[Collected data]
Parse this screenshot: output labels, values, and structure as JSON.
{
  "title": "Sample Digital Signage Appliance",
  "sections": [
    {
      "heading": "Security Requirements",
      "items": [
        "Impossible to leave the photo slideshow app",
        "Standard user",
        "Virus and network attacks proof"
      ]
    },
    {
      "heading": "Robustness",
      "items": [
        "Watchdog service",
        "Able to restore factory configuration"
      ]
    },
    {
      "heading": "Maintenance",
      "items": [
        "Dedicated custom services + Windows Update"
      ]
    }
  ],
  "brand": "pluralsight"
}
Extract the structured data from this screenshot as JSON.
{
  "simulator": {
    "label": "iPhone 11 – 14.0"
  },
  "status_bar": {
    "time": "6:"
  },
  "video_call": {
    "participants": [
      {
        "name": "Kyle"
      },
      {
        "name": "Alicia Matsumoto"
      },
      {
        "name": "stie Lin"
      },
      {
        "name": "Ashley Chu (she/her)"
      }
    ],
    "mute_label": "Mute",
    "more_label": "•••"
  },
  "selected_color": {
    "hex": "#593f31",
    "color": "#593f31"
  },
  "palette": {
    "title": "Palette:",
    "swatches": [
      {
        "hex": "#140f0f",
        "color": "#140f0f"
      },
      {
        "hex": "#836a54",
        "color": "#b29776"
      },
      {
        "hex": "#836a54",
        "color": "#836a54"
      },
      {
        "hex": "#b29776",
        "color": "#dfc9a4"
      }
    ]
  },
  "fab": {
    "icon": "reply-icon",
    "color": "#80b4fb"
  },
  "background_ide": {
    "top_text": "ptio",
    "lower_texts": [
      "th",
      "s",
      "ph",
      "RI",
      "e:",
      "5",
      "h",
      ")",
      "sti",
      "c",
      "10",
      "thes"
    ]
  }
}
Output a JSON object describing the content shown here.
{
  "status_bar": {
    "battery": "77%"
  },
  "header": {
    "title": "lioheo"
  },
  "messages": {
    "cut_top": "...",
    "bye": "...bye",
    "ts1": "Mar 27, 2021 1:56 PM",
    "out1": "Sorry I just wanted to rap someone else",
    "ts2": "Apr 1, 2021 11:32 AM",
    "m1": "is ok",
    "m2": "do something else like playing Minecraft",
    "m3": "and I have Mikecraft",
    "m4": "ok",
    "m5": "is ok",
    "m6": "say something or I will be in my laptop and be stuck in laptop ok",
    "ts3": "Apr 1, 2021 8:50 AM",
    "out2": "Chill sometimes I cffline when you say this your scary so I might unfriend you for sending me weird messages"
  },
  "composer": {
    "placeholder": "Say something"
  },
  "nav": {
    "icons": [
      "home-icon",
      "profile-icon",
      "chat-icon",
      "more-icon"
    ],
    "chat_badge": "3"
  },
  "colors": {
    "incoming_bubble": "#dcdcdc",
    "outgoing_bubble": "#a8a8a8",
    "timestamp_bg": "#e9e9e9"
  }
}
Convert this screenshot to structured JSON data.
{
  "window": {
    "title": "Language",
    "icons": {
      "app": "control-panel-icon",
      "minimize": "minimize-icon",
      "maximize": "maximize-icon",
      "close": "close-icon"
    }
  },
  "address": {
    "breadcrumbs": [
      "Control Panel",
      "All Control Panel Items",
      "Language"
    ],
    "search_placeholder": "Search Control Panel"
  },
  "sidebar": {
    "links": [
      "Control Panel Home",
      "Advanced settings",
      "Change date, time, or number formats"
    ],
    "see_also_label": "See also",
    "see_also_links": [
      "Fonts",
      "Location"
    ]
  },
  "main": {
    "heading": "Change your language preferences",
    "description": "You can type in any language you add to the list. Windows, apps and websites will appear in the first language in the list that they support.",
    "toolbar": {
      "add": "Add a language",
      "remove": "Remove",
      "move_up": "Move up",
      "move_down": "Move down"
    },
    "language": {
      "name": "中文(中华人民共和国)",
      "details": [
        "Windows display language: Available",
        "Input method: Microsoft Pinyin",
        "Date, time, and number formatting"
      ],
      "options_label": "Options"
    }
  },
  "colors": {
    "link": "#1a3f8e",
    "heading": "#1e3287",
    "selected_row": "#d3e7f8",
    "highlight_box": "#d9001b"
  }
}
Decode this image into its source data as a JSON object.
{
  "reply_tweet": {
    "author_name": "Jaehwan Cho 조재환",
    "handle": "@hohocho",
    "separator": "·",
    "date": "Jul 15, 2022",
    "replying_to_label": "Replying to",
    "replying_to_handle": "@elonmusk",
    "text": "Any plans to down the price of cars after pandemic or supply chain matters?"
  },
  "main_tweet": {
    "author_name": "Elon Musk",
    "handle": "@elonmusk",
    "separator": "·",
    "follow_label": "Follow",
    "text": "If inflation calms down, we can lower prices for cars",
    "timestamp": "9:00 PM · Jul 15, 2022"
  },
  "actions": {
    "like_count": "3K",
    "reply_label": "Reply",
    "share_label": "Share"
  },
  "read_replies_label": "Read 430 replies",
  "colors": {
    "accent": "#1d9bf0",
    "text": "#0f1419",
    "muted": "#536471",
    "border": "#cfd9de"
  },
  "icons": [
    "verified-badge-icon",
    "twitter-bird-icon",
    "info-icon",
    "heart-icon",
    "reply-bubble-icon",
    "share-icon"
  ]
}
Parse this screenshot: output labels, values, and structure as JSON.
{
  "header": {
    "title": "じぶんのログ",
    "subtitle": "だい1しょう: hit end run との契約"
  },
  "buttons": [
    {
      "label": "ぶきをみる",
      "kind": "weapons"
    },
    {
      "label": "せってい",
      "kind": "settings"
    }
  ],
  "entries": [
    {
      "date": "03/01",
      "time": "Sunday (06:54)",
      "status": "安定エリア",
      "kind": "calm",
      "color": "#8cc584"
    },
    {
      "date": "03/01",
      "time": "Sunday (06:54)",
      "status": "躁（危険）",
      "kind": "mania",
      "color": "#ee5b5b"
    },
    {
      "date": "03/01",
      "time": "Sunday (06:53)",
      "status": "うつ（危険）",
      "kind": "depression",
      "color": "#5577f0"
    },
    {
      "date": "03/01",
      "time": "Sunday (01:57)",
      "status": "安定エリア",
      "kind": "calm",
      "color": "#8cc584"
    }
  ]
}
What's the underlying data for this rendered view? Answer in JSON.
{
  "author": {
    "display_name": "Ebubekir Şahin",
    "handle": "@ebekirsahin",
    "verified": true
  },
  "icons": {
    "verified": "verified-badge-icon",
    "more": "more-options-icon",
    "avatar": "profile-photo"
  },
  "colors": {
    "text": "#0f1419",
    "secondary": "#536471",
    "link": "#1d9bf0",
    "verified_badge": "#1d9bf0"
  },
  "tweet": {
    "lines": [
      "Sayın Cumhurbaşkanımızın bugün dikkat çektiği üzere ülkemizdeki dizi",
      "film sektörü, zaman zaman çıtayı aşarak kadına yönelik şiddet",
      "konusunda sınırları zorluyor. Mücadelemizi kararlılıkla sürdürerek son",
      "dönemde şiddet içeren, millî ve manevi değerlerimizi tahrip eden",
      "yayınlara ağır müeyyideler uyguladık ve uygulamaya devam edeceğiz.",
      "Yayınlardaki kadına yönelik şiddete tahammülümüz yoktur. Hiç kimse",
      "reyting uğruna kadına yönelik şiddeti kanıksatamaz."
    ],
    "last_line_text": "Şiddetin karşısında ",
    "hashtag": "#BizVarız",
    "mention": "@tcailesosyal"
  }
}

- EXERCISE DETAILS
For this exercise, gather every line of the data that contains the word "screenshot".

- COMPLETED TASK
Parse this screenshot: output labels, values, and structure as JSON.
Extract the structured data from this screenshot as JSON.
Convert this screenshot to structured JSON data.
Parse this screenshot: output labels, values, and structure as JSON.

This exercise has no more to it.